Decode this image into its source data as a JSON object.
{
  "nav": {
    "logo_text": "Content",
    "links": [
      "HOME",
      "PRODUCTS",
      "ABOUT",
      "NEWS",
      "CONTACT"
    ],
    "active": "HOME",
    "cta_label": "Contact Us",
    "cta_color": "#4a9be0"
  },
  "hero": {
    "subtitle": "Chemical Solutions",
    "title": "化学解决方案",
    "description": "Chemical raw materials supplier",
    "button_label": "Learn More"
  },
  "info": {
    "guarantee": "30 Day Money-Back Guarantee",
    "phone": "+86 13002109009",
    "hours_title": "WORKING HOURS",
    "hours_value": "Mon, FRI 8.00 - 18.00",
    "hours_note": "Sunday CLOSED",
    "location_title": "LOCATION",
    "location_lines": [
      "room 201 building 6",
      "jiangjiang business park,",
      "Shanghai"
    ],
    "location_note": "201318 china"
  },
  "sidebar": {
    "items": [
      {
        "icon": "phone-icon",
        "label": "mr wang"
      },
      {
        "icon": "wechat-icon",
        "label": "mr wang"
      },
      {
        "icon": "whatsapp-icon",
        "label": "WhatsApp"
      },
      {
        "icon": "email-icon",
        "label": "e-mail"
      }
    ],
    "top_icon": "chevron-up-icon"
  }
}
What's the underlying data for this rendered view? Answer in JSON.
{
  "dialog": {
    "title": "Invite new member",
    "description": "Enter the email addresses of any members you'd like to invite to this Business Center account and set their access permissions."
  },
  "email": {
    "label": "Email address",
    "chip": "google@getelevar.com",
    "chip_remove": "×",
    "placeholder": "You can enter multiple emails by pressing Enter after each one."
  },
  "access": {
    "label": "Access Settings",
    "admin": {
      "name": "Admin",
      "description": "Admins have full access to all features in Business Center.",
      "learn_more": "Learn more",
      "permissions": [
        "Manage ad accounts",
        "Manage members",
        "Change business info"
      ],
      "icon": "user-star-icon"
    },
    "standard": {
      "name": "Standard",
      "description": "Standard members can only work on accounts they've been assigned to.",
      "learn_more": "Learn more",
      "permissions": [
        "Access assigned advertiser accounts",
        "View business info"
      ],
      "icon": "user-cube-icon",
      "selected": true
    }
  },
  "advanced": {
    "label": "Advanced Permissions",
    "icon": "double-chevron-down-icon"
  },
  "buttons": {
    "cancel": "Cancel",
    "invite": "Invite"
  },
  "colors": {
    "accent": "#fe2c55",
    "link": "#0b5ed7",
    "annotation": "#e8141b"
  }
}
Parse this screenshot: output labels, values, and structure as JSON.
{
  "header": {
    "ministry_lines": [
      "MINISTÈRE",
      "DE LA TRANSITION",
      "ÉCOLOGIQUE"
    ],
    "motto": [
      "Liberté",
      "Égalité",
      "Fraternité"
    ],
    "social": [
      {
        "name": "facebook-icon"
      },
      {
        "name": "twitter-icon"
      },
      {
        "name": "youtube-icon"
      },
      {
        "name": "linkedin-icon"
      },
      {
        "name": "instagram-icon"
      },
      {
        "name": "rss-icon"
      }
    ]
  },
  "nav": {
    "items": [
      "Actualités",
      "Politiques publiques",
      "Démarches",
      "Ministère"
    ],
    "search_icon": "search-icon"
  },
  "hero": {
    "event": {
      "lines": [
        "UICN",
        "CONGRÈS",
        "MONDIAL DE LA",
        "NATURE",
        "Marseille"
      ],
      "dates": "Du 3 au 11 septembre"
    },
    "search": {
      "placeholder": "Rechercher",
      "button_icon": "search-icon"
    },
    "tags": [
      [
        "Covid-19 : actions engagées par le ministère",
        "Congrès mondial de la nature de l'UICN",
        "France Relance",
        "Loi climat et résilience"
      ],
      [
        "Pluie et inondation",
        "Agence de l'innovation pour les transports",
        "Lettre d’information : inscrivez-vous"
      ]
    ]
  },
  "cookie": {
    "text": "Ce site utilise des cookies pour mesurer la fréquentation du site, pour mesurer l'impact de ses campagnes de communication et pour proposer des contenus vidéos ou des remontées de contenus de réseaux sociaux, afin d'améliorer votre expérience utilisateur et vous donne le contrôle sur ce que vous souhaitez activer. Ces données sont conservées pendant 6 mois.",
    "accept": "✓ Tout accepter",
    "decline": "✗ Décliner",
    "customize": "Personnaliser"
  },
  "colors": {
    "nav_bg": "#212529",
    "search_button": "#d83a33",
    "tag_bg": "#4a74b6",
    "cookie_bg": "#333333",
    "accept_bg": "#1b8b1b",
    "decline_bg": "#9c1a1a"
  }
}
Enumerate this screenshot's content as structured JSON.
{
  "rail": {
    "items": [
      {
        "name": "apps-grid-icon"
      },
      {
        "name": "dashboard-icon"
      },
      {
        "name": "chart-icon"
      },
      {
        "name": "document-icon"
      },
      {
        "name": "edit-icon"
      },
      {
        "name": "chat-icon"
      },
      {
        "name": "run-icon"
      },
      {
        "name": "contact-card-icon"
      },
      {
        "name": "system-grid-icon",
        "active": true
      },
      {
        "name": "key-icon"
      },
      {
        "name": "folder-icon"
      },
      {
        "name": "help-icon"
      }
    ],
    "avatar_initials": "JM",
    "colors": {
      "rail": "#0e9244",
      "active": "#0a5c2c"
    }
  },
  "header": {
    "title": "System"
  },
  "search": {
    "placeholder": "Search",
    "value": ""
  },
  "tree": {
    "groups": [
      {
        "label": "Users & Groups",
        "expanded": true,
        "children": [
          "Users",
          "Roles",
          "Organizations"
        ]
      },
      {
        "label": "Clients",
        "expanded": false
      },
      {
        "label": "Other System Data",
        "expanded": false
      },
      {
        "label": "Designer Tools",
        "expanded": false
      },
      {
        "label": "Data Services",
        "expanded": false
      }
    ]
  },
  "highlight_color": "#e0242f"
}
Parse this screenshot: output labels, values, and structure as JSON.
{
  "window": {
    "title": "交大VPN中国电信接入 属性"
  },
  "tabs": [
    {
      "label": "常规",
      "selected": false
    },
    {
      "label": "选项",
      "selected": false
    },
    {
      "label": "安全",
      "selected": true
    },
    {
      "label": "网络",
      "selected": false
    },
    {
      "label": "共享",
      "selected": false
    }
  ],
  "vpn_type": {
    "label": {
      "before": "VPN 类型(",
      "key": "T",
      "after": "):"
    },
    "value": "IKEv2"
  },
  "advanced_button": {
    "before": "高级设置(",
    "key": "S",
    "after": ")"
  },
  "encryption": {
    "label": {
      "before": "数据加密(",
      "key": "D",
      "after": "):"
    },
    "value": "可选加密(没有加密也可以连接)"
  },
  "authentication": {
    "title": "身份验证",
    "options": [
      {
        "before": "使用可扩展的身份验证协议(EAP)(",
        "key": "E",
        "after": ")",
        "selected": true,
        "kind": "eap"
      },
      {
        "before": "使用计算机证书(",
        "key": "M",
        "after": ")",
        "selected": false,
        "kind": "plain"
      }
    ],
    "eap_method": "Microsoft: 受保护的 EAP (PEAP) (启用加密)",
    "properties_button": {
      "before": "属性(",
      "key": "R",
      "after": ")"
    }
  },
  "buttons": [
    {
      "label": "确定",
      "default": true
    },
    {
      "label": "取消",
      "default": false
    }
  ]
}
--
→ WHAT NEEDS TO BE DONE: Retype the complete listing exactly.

→ ANSWER:
Decode this image into its source data as a JSON object.
{
  "nav": {
    "logo_text": "Content",
    "links": [
      "HOME",
      "PRODUCTS",
      "ABOUT",
      "NEWS",
      "CONTACT"
    ],
    "active": "HOME",
    "cta_label": "Contact Us",
    "cta_color": "#4a9be0"
  },
  "hero": {
    "subtitle": "Chemical Solutions",
    "title": "化学解决方案",
    "description": "Chemical raw materials supplier",
    "button_label": "Learn More"
  },
  "info": {
    "guarantee": "30 Day Money-Back Guarantee",
    "phone": "+86 13002109009",
    "hours_title": "WORKING HOURS",
    "hours_value": "Mon, FRI 8.00 - 18.00",
    "hours_note": "Sunday CLOSED",
    "location_title": "LOCATION",
    "location_lines": [
      "room 201 building 6",
      "jiangjiang business park,",
      "Shanghai"
    ],
    "location_note": "201318 china"
  },
  "sidebar": {
    "items": [
      {
        "icon": "phone-icon",
        "label": "mr wang"
      },
      {
        "icon": "wechat-icon",
        "label": "mr wang"
      },
      {
        "icon": "whatsapp-icon",
        "label": "WhatsApp"
      },
      {
        "icon": "email-icon",
        "label": "e-mail"
      }
    ],
    "top_icon": "chevron-up-icon"
  }
}
What's the underlying data for this rendered view? Answer in JSON.
{
  "dialog": {
    "title": "Invite new member",
    "description": "Enter the email addresses of any members you'd like to invite to this Business Center account and set their access permissions."
  },
  "email": {
    "label": "Email address",
    "chip": "google@getelevar.com",
    "chip_remove": "×",
    "placeholder": "You can enter multiple emails by pressing Enter after each one."
  },
  "access": {
    "label": "Access Settings",
    "admin": {
      "name": "Admin",
      "description": "Admins have full access to all features in Business Center.",
      "learn_more": "Learn more",
      "permissions": [
        "Manage ad accounts",
        "Manage members",
        "Change business info"
      ],
      "icon": "user-star-icon"
    },
    "standard": {
      "name": "Standard",
      "description": "Standard members can only work on accounts they've been assigned to.",
      "learn_more": "Learn more",
      "permissions": [
        "Access assigned advertiser accounts",
        "View business info"
      ],
      "icon": "user-cube-icon",
      "selected": true
    }
  },
  "advanced": {
    "label": "Advanced Permissions",
    "icon": "double-chevron-down-icon"
  },
  "buttons": {
    "cancel": "Cancel",
    "invite": "Invite"
  },
  "colors": {
    "accent": "#fe2c55",
    "link": "#0b5ed7",
    "annotation": "#e8141b"
  }
}
Parse this screenshot: output labels, values, and structure as JSON.
{
  "header": {
    "ministry_lines": [
      "MINISTÈRE",
      "DE LA TRANSITION",
      "ÉCOLOGIQUE"
    ],
    "motto": [
      "Liberté",
      "Égalité",
      "Fraternité"
    ],
    "social": [
      {
        "name": "facebook-icon"
      },
      {
        "name": "twitter-icon"
      },
      {
        "name": "youtube-icon"
      },
      {
        "name": "linkedin-icon"
      },
      {
        "name": "instagram-icon"
      },
      {
        "name": "rss-icon"
      }
    ]
  },
  "nav": {
    "items": [
      "Actualités",
      "Politiques publiques",
      "Démarches",
      "Ministère"
    ],
    "search_icon": "search-icon"
  },
  "hero": {
    "event": {
      "lines": [
        "UICN",
        "CONGRÈS",
        "MONDIAL DE LA",
        "NATURE",
        "Marseille"
      ],
      "dates": "Du 3 au 11 septembre"
    },
    "search": {
      "placeholder": "Rechercher",
      "button_icon": "search-icon"
    },
    "tags": [
      [
        "Covid-19 : actions engagées par le ministère",
        "Congrès mondial de la nature de l'UICN",
        "France Relance",
        "Loi climat et résilience"
      ],
      [
        "Pluie et inondation",
        "Agence de l'innovation pour les transports",
        "Lettre d’information : inscrivez-vous"
      ]
    ]
  },
  "cookie": {
    "text": "Ce site utilise des cookies pour mesurer la fréquentation du site, pour mesurer l'impact de ses campagnes de communication et pour proposer des contenus vidéos ou des remontées de contenus de réseaux sociaux, afin d'améliorer votre expérience utilisateur et vous donne le contrôle sur ce que vous souhaitez activer. Ces données sont conservées pendant 6 mois.",
    "accept": "✓ Tout accepter",
    "decline": "✗ Décliner",
    "customize": "Personnaliser"
  },
  "colors": {
    "nav_bg": "#212529",
    "search_button": "#d83a33",
    "tag_bg": "#4a74b6",
    "cookie_bg": "#333333",
    "accept_bg": "#1b8b1b",
    "decline_bg": "#9c1a1a"
  }
}
Enumerate this screenshot's content as structured JSON.
{
  "rail": {
    "items": [
      {
        "name": "apps-grid-icon"
      },
      {
        "name": "dashboard-icon"
      },
      {
        "name": "chart-icon"
      },
      {
        "name": "document-icon"
      },
      {
        "name": "edit-icon"
      },
      {
        "name": "chat-icon"
      },
      {
        "name": "run-icon"
      },
      {
        "name": "contact-card-icon"
      },
      {
        "name": "system-grid-icon",
        "active": true
      },
      {
        "name": "key-icon"
      },
      {
        "name": "folder-icon"
      },
      {
        "name": "help-icon"
      }
    ],
    "avatar_initials": "JM",
    "colors": {
      "rail": "#0e9244",
      "active": "#0a5c2c"
    }
  },
  "header": {
    "title": "System"
  },
  "search": {
    "placeholder": "Search",
    "value": ""
  },
  "tree": {
    "groups": [
      {
        "label": "Users & Groups",
        "expanded": true,
        "children": [
          "Users",
          "Roles",
          "Organizations"
        ]
      },
      {
        "label": "Clients",
        "expanded": false
      },
      {
        "label": "Other System Data",
        "expanded": false
      },
      {
        "label": "Designer Tools",
        "expanded": false
      },
      {
        "label": "Data Services",
        "expanded": false
      }
    ]
  },
  "highlight_color": "#e0242f"
}
Parse this screenshot: output labels, values, and structure as JSON.
{
  "window": {
    "title": "交大VPN中国电信接入 属性"
  },
  "tabs": [
    {
      "label": "常规",
      "selected": false
    },
    {
      "label": "选项",
      "selected": false
    },
    {
      "label": "安全",
      "selected": true
    },
    {
      "label": "网络",
      "selected": false
    },
    {
      "label": "共享",
      "selected": false
    }
  ],
  "vpn_type": {
    "label": {
      "before": "VPN 类型(",
      "key": "T",
      "after": "):"
    },
    "value": "IKEv2"
  },
  "advanced_button": {
    "before": "高级设置(",
    "key": "S",
    "after": ")"
  },
  "encryption": {
    "label": {
      "before": "数据加密(",
      "key": "D",
      "after": "):"
    },
    "value": "可选加密(没有加密也可以连接)"
  },
  "authentication": {
    "title": "身份验证",
    "options": [
      {
        "before": "使用可扩展的身份验证协议(EAP)(",
        "key": "E",
        "after": ")",
        "selected": true,
        "kind": "eap"
      },
      {
        "before": "使用计算机证书(",
        "key": "M",
        "after": ")",
        "selected": false,
        "kind": "plain"
      }
    ],
    "eap_method": "Microsoft: 受保护的 EAP (PEAP) (启用加密)",
    "properties_button": {
      "before": "属性(",
      "key": "R",
      "after": ")"
    }
  },
  "buttons": [
    {
      "label": "确定",
      "default": true
    },
    {
      "label": "取消",
      "default": false
    }
  ]
}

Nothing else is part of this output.